## Task statement
Copy all of the data below without altering a single line.

## Given records
+ + + + +

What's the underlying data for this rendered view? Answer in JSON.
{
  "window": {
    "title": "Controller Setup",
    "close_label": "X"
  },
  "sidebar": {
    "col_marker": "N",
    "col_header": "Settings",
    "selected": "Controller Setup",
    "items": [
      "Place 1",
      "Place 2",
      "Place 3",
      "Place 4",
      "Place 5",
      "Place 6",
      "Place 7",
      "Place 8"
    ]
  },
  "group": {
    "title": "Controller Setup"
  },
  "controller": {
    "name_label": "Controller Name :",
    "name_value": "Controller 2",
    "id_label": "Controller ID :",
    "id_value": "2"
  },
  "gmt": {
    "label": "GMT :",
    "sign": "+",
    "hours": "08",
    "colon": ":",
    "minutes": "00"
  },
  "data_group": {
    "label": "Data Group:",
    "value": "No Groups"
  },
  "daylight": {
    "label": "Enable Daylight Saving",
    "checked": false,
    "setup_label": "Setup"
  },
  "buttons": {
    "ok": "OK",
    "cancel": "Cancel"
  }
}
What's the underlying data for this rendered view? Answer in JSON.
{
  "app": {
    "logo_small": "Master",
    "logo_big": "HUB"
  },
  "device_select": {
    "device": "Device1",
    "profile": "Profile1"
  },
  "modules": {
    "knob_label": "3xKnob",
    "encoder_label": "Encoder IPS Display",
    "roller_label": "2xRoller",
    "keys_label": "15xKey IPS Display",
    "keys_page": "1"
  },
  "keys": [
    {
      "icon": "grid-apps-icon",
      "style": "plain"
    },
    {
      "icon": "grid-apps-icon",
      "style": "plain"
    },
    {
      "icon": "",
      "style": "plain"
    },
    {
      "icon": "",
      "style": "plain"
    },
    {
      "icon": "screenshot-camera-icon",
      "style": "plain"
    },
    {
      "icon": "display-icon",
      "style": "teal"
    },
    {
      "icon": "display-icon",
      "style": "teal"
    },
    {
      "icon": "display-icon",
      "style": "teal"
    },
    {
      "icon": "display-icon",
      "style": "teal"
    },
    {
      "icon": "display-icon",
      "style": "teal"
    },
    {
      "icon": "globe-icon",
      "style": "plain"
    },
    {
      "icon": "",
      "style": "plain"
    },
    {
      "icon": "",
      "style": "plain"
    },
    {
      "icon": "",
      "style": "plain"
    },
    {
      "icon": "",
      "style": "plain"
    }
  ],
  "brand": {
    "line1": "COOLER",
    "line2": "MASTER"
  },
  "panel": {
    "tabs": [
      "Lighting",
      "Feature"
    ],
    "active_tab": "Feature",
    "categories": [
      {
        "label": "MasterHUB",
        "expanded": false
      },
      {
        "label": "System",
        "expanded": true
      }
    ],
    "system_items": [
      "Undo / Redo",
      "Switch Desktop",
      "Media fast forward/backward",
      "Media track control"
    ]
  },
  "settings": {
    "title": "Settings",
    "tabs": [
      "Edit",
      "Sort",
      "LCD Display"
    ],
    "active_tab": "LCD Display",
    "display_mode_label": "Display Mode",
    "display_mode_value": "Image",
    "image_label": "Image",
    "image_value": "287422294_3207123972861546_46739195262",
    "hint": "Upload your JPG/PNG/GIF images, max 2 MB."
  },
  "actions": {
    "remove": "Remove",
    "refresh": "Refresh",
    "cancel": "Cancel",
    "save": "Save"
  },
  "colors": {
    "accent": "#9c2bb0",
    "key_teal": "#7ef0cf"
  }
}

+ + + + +

## Exercise answer
What's the underlying data for this rendered view? Answer in JSON.
{
  "window": {
    "title": "Controller Setup",
    "close_label": "X"
  },
  "sidebar": {
    "col_marker": "N",
    "col_header": "Settings",
    "selected": "Controller Setup",
    "items": [
      "Place 1",
      "Place 2",
      "Place 3",
      "Place 4",
      "Place 5",
      "Place 6",
      "Place 7",
      "Place 8"
    ]
  },
  "group": {
    "title": "Controller Setup"
  },
  "controller": {
    "name_label": "Controller Name :",
    "name_value": "Controller 2",
    "id_label": "Controller ID :",
    "id_value": "2"
  },
  "gmt": {
    "label": "GMT :",
    "sign": "+",
    "hours": "08",
    "colon": ":",
    "minutes": "00"
  },
  "data_group": {
    "label": "Data Group:",
    "value": "No Groups"
  },
  "daylight": {
    "label": "Enable Daylight Saving",
    "checked": false,
    "setup_label": "Setup"
  },
  "buttons": {
    "ok": "OK",
    "cancel": "Cancel"
  }
}
What's the underlying data for this rendered view? Answer in JSON.
{
  "app": {
    "logo_small": "Master",
    "logo_big": "HUB"
  },
  "device_select": {
    "device": "Device1",
    "profile": "Profile1"
  },
  "modules": {
    "knob_label": "3xKnob",
    "encoder_label": "Encoder IPS Display",
    "roller_label": "2xRoller",
    "keys_label": "15xKey IPS Display",
    "keys_page": "1"
  },
  "keys": [
    {
      "icon": "grid-apps-icon",
      "style": "plain"
    },
    {
      "icon": "grid-apps-icon",
      "style": "plain"
    },
    {
      "icon": "",
      "style": "plain"
    },
    {
      "icon": "",
      "style": "plain"
    },
    {
      "icon": "screenshot-camera-icon",
      "style": "plain"
    },
    {
      "icon": "display-icon",
      "style": "teal"
    },
    {
      "icon": "display-icon",
      "style": "teal"
    },
    {
      "icon": "display-icon",
      "style": "teal"
    },
    {
      "icon": "display-icon",
      "style": "teal"
    },
    {
      "icon": "display-icon",
      "style": "teal"
    },
    {
      "icon": "globe-icon",
      "style": "plain"
    },
    {
      "icon": "",
      "style": "plain"
    },
    {
      "icon": "",
      "style": "plain"
    },
    {
      "icon": "",
      "style": "plain"
    },
    {
      "icon": "",
      "style": "plain"
    }
  ],
  "brand": {
    "line1": "COOLER",
    "line2": "MASTER"
  },
  "panel": {
    "tabs": [
      "Lighting",
      "Feature"
    ],
    "active_tab": "Feature",
    "categories": [
      {
        "label": "MasterHUB",
        "expanded": false
      },
      {
        "label": "System",
        "expanded": true
      }
    ],
    "system_items": [
      "Undo / Redo",
      "Switch Desktop",
      "Media fast forward/backward",
      "Media track control"
    ]
  },
  "settings": {
    "title": "Settings",
    "tabs": [
      "Edit",
      "Sort",
      "LCD Display"
    ],
    "active_tab": "LCD Display",
    "display_mode_label": "Display Mode",
    "display_mode_value": "Image",
    "image_label": "Image",
    "image_value": "287422294_3207123972861546_46739195262",
    "hint": "Upload your JPG/PNG/GIF images, max 2 MB."
  },
  "actions": {
    "remove": "Remove",
    "refresh": "Refresh",
    "cancel": "Cancel",
    "save": "Save"
  },
  "colors": {
    "accent": "#9c2bb0",
    "key_teal": "#7ef0cf"
  }
}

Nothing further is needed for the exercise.